Asked how he viewed the prospect of sharing a coaching team that until now had been exclusively devoted to his training, Weir explained, “Stéphane and I go way back. At my very first international event, in 1998, we competed against each other in Slovenia. We’ve known each other a long time and a strange ‘rivalry yet friendship’ has developed between us.”
Recently Weir performed in Korea. When he returned home last week, he said he was a bit surprised to find another top level skater trying out with his coaches. “If you take the top 10 men's skaters in the world, I can’t imagine one I’d get along better with than Stéphane,” said Weir. “He’s a good guy, a great skater, and I think he can do great things for the Ice Vault rink and for my coaching team.”

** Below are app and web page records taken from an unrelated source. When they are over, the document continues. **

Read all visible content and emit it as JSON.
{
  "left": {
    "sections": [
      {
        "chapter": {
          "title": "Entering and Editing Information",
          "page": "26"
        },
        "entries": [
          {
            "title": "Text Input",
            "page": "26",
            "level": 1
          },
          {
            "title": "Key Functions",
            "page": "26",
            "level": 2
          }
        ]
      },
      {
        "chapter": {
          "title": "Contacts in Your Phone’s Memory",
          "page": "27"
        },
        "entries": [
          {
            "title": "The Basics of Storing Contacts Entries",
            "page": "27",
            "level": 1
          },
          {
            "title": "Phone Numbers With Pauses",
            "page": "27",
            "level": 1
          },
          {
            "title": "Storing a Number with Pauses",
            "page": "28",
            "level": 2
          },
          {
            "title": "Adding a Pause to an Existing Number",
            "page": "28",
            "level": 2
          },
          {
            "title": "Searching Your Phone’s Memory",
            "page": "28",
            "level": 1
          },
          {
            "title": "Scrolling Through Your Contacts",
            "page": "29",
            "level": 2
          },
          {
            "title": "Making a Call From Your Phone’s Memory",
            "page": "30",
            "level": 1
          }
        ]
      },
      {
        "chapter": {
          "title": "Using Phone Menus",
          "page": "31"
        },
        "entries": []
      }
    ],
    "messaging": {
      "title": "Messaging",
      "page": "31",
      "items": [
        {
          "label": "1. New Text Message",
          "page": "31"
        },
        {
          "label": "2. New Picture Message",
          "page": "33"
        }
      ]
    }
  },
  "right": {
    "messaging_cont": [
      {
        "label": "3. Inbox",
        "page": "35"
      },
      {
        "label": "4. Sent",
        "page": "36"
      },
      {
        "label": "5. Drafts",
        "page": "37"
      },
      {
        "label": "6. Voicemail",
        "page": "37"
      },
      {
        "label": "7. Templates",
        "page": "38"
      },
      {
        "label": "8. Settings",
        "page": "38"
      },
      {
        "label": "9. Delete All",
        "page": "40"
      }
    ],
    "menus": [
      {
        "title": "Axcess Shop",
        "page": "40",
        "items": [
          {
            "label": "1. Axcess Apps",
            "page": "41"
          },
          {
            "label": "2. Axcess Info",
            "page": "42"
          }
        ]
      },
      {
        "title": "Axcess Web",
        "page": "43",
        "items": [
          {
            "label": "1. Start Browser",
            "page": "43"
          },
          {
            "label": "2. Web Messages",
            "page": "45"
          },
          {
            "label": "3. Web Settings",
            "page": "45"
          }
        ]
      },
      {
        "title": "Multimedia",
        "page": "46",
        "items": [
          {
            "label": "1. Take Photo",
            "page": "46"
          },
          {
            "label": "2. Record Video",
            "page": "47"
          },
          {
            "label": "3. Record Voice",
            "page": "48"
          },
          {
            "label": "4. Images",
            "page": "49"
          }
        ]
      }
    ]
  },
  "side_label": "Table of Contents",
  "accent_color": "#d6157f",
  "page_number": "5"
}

Lambiel and Petrenko have skated together in ice shows over the years, including the Champions on Ice tour. Weir noted that Petrenko, and his wife and choreographer Nina Petrenko, often commented on their admiration for the Swiss skaters style and on-ice artistry.
“Galina and Viktor got back their top level coach status with the transformation they did on me last season. It’s good to see that recognized,” said Weir. “Last season, under Galina and Viktor, I beat Stéphane more than I lost to him.
Weir admits things could become too cozy for comfort once the competitive season gets underway. “I haven’t personally decided if it will be beneficial for me to train with another elite skater," he said. "We both want to be the next Olympic champion, and to do that, it will be a fight for all of the titles until Vancouver. To have a rival training next to me, on the ice doing run-throughs, observing every move I make is something I haven’t experienced and until I do, I cannot know whether I’ll like it or I won’t. But, I hope this arrangement can push us both to work hard and conquer the world.”